**REQUIRED WORK**
Print the records exactly. Every mark must remain.

**EXCERPTED RECORDS**
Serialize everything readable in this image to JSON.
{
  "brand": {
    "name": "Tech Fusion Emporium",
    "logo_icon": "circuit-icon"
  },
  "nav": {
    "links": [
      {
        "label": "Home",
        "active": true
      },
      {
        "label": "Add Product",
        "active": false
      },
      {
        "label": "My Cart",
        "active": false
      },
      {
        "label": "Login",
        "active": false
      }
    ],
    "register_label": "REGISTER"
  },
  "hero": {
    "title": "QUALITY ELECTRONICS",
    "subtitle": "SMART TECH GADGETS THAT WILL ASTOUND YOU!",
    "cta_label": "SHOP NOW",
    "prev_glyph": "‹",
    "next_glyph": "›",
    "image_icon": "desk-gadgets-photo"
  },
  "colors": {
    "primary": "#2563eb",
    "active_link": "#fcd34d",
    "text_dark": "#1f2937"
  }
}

**EXERCISE RESPONSE**
Serialize everything readable in this image to JSON.
{
  "brand": {
    "name": "Tech Fusion Emporium",
    "logo_icon": "circuit-icon"
  },
  "nav": {
    "links": [
      {
        "label": "Home",
        "active": true
      },
      {
        "label": "Add Product",
        "active": false
      },
      {
        "label": "My Cart",
        "active": false
      },
      {
        "label": "Login",
        "active": false
      }
    ],
    "register_label": "REGISTER"
  },
  "hero": {
    "title": "QUALITY ELECTRONICS",
    "subtitle": "SMART TECH GADGETS THAT WILL ASTOUND YOU!",
    "cta_label": "SHOP NOW",
    "prev_glyph": "‹",
    "next_glyph": "›",
    "image_icon": "desk-gadgets-photo"
  },
  "colors": {
    "primary": "#2563eb",
    "active_link": "#fcd34d",
    "text_dark": "#1f2937"
  }
}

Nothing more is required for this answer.